As a member of the Champion's Club, Herring gets treated differently. Meyer subscribes to the John Wooden theory that you don't treat players alike, but you reward players who give their best on and off the field. Members of the Champion's Club get privileges and they get as many shirts, shoes, shorts, etc. that the NCAA will allow the Florida football program to give a player.
"The Champion's Club is actually a big thing," he said. "Guys have bought into it. Guys that are in the Champion's Club wear the stuff and boast around when they're in it and it eats at the guys who aren't in it. It's a big difference the stuff we get … like shorts with pockets in them. We never had shorts with pockets before. You never had a place to put your money and your keys. This Champion's Club is something serious."
It has been a long time since Gainesville's police blotter was void of Florida football players. Instead of getting into trouble downtown, they're doing whatever it takes to make Champions Club and they live with that continuous fear of being the first one to let Urban Meyer down. They've bought into the system. They believe that the system is working to transform a team that has lost five games in each of the last three years into a team that can and will contend for championships.

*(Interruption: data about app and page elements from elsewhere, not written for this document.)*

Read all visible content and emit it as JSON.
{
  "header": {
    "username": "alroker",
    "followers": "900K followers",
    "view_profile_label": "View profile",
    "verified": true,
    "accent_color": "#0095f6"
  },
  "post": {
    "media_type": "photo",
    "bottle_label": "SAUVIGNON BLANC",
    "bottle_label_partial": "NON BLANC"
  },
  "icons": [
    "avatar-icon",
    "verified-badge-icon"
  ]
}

"We have a new life with new breath," he said. "We have a chance to win."
They believe that Urban Meyer can lead them to ten wins or more. They believe they are capable of winning the SEC title. There was a point when each player on the team had to choose to trust Meyer, the man who told them that the path to championships is paved by the least resistance.
"I can't speak for the team as a whole, but for me it was maybe when I could see he [Meyer] wasn't going to change," said Herring. "You can't fake it this long. He's still the same today as he was in the beginning."
Meyer is the same today as he was day one. Jarvis Herring, however, has changed. Nowadays when he looks in the mirror, he likes what he sees, and he likes what teammates see when they look at him. He is a changed man, someone ready to prove on the field what he has proven in the offseason of 2005.